Thursday, June 10, 2010

Olga at 95

I am lucky enough to be celebrating my mom's 95th birthday today, separated by some miles but not by feeling. On the ground in Cleveland, she will be taken out for dinner by her favorite friends   -- who are younger than I am --- to her favorite restaurant on Lake Erie with a view of the city lights and the water.

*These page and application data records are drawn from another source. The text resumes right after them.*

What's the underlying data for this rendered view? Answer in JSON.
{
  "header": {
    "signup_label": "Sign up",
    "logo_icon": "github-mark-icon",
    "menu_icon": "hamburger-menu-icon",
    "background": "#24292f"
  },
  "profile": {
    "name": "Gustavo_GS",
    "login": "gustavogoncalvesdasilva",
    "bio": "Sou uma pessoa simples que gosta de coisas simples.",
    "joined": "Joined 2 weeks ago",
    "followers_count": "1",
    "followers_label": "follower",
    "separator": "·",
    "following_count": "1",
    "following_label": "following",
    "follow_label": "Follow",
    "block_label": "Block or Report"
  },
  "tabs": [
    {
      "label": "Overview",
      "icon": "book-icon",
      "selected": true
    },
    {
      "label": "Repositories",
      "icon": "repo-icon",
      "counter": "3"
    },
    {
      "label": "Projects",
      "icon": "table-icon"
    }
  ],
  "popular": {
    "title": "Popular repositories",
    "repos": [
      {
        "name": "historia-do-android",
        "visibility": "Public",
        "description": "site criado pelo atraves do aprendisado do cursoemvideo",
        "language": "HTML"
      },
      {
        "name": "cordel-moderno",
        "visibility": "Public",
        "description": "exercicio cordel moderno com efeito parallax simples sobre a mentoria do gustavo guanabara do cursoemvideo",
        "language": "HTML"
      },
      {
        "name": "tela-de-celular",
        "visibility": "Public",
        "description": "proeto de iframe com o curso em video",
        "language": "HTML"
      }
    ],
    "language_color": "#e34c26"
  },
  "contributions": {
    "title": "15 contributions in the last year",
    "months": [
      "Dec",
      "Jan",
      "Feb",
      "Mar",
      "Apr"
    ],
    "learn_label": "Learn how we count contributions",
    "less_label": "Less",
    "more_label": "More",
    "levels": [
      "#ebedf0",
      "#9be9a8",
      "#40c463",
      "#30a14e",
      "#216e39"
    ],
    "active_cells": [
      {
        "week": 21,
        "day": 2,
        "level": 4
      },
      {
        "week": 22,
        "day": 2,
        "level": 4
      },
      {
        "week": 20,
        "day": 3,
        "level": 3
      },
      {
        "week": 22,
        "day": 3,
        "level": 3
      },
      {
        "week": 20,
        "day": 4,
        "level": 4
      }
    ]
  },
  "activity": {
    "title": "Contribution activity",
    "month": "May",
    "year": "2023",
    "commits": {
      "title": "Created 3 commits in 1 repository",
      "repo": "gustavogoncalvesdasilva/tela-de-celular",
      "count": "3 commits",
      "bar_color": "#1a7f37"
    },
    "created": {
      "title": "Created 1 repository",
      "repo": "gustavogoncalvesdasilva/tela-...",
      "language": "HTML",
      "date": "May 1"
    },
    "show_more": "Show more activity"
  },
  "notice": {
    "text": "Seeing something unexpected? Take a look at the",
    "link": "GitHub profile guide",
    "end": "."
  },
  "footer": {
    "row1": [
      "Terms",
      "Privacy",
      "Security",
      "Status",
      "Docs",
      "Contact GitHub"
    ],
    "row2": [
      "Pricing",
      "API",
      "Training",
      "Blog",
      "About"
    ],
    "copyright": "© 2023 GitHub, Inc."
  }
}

Olga is a remarkable person. She is spunky, bright, curious, stubborn, flexible, loyal, opinionated, generous, optimistic, honest, and good. She graciously accepts assistance now that she is older, and has only praise and kind words for those who help her. She is passionate about current events, books, and the Cleveland Indians. For her knowledge and judgment, she was prized as a seller of children's books and an expert on the US First Ladies. Competitive and smart, she takes no prisoners in Scrabble or at the bridge table. She has expected a lot from life and given much back.

Her company is sought by people of all ages because of the warmth of her personality, the range of her interests, and the modernity of her attitudes. I have never, in all my life, heard her say, "I'm too old for this."

There is one beautiful and pivotal thing she does customarily say, however. Looking around, taking life in as it happens, she smiles and asks with pleasure, "What could be better than this?"

Baby Olga is held by her grandfather, the orchardist Harry Frank, nestled next to Lizzie Frank. The people in the fine hats are Baby Olga's parents, Luella Frank Shortess and Jesse Cloyd Shortess. Jesse was an artist who died young, and Luella was a postmistress and peach vendor. The mournful woman seated in the front is Cousin Edna Beaver, and we do not know why the occasion made her feel so low.
Pennsylvania, 1915


  1. I love this! Anyone who has met Olga could only agree with how you described her. Happy Birthday Olga! I remember when she went rafting down a river in Colorado at what I thought was the aged age of 60 or so. What a different perspective one gets as time moves on!

  2. She went to China and Tibet in her seventies, and after that never bought a single solitary thing made in China. Not an easy task. She would seek out store managers and tell them why she was walking out empty handed.